So where do you eat with a group when at least one well-meaning relative lives solely on meat and potatoes? The following five restaurants are within walking distance to holiday merriment, including the carousel at Westlake Park and Pike Place Market. They also hit a happy balance between serving at least mildly interesting and universally loved food that you, your kid, and your uncle from Omaha will admire.
What to order: Originally opened in the 50s, the Frontier Room on First and Blanchard serves mounds of barbecued meat and carby, Southern-inspired sides. The "ranch hand" chicken, pork, and beef platter will keep everyone but vegetarians appeased.
Where to sit: The back room has long tables and curved booths that accommodate large groups.
The details: Reservations are accepted and kids are welcome until the bewitching hour of 10 p.m. At last check, the restaurant had yet to decide if it will be open Christmas Eve or Day.
What to order: Lecosho sits a stone's throw from the Market on Harbor Steps. Before opening Il Corvo, chef Mike Easton brought refined rustic flavor profiles to the restaurant. Beautiful, fresh fish and hearty pork mains are hard not to like.
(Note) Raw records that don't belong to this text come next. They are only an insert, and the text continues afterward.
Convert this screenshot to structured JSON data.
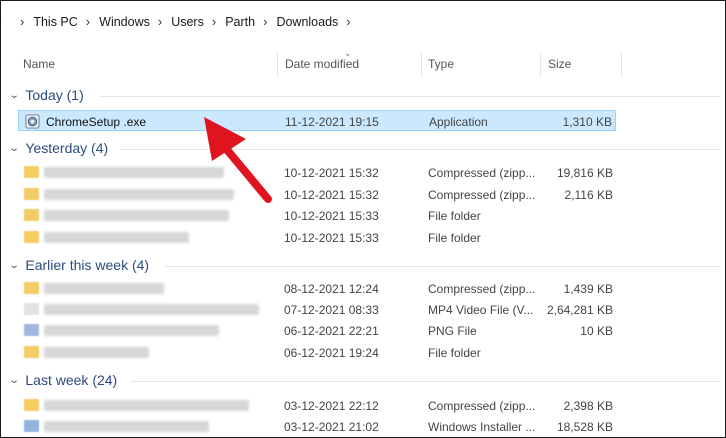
{
  "breadcrumb": [
    "This PC",
    "Windows",
    "Users",
    "Parth",
    "Downloads"
  ],
  "columns": {
    "name": "Name",
    "date": "Date modified",
    "type": "Type",
    "size": "Size"
  },
  "groups": [
    {
      "label": "Today (1)",
      "rows": [
        {
          "name": "ChromeSetup .exe",
          "date": "11-12-2021 19:15",
          "type": "Application",
          "size": "1,310 KB",
          "icon": "application-icon",
          "selected": true
        }
      ]
    },
    {
      "label": "Yesterday (4)",
      "rows": [
        {
          "name": "",
          "date": "10-12-2021 15:32",
          "type": "Compressed (zipp...",
          "size": "19,816 KB",
          "icon": "zip-folder-icon"
        },
        {
          "name": "",
          "date": "10-12-2021 15:32",
          "type": "Compressed (zipp...",
          "size": "2,116 KB",
          "icon": "zip-folder-icon"
        },
        {
          "name": "",
          "date": "10-12-2021 15:33",
          "type": "File folder",
          "size": "",
          "icon": "folder-icon"
        },
        {
          "name": "",
          "date": "10-12-2021 15:33",
          "type": "File folder",
          "size": "",
          "icon": "folder-icon"
        }
      ]
    },
    {
      "label": "Earlier this week (4)",
      "rows": [
        {
          "name": "",
          "date": "08-12-2021 12:24",
          "type": "Compressed (zipp...",
          "size": "1,439 KB",
          "icon": "zip-folder-icon"
        },
        {
          "name": "",
          "date": "07-12-2021 08:33",
          "type": "MP4 Video File (V...",
          "size": "2,64,281 KB",
          "icon": "video-file-icon"
        },
        {
          "name": "",
          "date": "06-12-2021 22:21",
          "type": "PNG File",
          "size": "10 KB",
          "icon": "image-file-icon"
        },
        {
          "name": "",
          "date": "06-12-2021 19:24",
          "type": "File folder",
          "size": "",
          "icon": "folder-icon"
        }
      ]
    },
    {
      "label": "Last week (24)",
      "rows": [
        {
          "name": "",
          "date": "03-12-2021 22:12",
          "type": "Compressed (zipp...",
          "size": "2,398 KB",
          "icon": "zip-folder-icon"
        },
        {
          "name": "",
          "date": "03-12-2021 21:02",
          "type": "Windows Installer ...",
          "size": "18,528 KB",
          "icon": "installer-icon"
        }
      ]
    }
  ],
  "colors": {
    "selection": "#cce8ff",
    "selection_border": "#99d1ff",
    "group_text": "#2b4c7e",
    "arrow": "#e0141e"
  }
}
Where to sit: The restaurant is long and lean. If you have strollers or a lot of gear for kids, pick a different restaurant. Older children should be fine.
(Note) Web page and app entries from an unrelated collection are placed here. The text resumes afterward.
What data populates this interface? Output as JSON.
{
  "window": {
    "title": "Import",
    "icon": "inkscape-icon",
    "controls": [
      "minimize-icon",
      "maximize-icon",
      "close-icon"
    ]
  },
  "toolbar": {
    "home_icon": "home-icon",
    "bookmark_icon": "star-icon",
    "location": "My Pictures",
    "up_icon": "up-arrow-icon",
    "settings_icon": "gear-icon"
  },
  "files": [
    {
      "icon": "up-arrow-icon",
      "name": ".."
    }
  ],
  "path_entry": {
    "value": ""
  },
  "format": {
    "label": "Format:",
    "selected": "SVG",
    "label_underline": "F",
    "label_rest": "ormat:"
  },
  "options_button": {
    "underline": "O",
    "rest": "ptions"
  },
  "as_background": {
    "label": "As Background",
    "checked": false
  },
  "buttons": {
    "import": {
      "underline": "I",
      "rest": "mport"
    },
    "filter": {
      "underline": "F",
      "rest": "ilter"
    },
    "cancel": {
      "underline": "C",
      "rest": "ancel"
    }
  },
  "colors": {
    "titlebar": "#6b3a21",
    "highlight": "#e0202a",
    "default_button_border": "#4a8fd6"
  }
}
The details: Reservations are accepted; kids are tolerated; Lecosho is closed Christmas Eve and Day.
What to order: You'll feel good eating re-imagined comfort food sourced within 360 miles of Seattle at Belltown's Local 360, even if particular members of your extended family could care less. The pig ears are a conversation starter and the mac & cheese served in a cast iron pan is a meal in itself. Be forewarned: your kid's eyes may pop out of his head at the sight of the pb & j bon bons.
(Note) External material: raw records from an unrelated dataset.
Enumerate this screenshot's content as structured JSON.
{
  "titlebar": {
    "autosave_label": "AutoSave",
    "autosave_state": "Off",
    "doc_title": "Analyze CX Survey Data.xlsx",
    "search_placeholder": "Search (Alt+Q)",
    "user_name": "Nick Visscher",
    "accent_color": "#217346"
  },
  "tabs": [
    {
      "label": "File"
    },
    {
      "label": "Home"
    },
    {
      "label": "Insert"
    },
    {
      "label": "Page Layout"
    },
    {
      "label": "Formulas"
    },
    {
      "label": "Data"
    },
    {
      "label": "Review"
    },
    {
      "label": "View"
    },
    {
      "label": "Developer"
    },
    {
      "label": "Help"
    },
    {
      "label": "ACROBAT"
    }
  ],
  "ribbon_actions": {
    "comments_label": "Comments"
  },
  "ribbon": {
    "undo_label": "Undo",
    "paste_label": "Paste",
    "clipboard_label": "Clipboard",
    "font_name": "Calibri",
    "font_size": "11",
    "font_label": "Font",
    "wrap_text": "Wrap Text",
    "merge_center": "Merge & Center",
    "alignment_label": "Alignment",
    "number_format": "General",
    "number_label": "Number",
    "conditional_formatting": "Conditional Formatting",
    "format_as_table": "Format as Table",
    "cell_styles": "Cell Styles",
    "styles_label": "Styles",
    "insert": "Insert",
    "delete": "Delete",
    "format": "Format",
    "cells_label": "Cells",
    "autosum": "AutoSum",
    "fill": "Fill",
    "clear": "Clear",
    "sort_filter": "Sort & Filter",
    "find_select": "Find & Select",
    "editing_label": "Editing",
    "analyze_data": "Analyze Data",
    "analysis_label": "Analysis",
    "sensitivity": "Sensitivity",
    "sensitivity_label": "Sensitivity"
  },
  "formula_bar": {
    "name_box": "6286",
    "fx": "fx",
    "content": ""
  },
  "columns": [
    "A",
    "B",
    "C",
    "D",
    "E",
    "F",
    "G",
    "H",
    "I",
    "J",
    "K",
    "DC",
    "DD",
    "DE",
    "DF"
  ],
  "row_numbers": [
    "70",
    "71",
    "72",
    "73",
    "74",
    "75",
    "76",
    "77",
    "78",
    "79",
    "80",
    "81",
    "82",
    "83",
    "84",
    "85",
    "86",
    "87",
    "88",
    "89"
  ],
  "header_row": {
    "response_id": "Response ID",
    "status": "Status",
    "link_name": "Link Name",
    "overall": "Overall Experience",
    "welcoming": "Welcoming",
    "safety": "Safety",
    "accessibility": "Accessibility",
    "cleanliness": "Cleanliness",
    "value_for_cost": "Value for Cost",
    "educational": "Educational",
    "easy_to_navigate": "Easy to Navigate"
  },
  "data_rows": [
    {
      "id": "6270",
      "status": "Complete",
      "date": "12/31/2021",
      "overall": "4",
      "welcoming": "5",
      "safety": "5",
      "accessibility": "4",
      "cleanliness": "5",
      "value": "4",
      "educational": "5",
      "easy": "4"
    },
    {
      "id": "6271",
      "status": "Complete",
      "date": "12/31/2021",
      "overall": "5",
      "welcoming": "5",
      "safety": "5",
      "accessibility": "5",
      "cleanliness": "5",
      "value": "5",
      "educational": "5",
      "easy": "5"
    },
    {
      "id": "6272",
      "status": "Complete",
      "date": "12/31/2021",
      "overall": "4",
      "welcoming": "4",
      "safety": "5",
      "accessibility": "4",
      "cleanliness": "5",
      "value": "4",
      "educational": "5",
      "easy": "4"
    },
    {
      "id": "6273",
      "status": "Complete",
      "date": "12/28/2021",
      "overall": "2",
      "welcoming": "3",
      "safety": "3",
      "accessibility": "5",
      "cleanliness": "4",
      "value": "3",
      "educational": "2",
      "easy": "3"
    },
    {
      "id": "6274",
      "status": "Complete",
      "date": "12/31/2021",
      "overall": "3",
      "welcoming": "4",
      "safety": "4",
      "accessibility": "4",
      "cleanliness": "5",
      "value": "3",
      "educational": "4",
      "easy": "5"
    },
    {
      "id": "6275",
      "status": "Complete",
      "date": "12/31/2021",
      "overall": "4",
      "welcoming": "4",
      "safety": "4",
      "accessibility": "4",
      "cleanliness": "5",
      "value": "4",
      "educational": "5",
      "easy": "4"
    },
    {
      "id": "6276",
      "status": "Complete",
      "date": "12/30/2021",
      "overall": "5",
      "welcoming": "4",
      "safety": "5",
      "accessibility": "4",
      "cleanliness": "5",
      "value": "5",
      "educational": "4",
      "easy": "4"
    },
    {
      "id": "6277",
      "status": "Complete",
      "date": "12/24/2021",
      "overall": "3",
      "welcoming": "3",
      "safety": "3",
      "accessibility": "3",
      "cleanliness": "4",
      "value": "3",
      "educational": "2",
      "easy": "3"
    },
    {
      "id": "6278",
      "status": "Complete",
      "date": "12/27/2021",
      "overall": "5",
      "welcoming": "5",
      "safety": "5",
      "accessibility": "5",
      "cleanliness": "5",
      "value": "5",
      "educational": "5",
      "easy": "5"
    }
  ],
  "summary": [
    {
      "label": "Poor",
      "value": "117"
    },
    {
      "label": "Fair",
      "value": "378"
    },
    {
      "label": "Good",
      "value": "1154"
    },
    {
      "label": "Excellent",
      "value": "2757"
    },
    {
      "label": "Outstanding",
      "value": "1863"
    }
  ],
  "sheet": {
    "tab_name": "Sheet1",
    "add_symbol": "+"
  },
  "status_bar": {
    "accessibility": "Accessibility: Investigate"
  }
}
Where to sit: Booths seating six line the main dining room. There's ample space for larger parties at Tolix chaired-tables on the mezzanine and in a cozy back room.
The details: Reservations are accepted; kids are welcome; Local 360 is open Christmas Eve and closed Christmas Day.
What to order: Wild Ginger on 3rd Ave. and Union St. is known for accommodating every sort of diet and taste preference. The heat can be turned up or muffled on most any of Wild Ginger's Asian-inspired dishes, and plates are offered in small or large portions to encourage sampling. Vegans will be happy to find their own menu. Buddha fresh rolls dressed up with pineapple dipping sauce and the salty sweet seven flavor beef are crowd pleasers.
Where to sit: Large tables are scattered throughout the restaurant, but kids may be best contained inside one of many over-sized booths.
The details: Reservations are accepted; kids are welcome; Wild Ginger is open until 8 p.m. Christmas Eve and closed Christmas Day.
What to order: Located in the heart of Pike Place Market, Steelhead Diner is used to serving waves of tourists and/or large groups. While the menu's broad range can be chaotic, classics like the shrimp po boy and poutine are satisfying gut bombs.
Where to sit: There are a few large tables with views of Elliott Bay near the front window that will impress out of town guests. Request one if you can.
The details: Reservations are accepted; kids are welcome; Steelhead is open Christmas Eve and closed Christmas Day.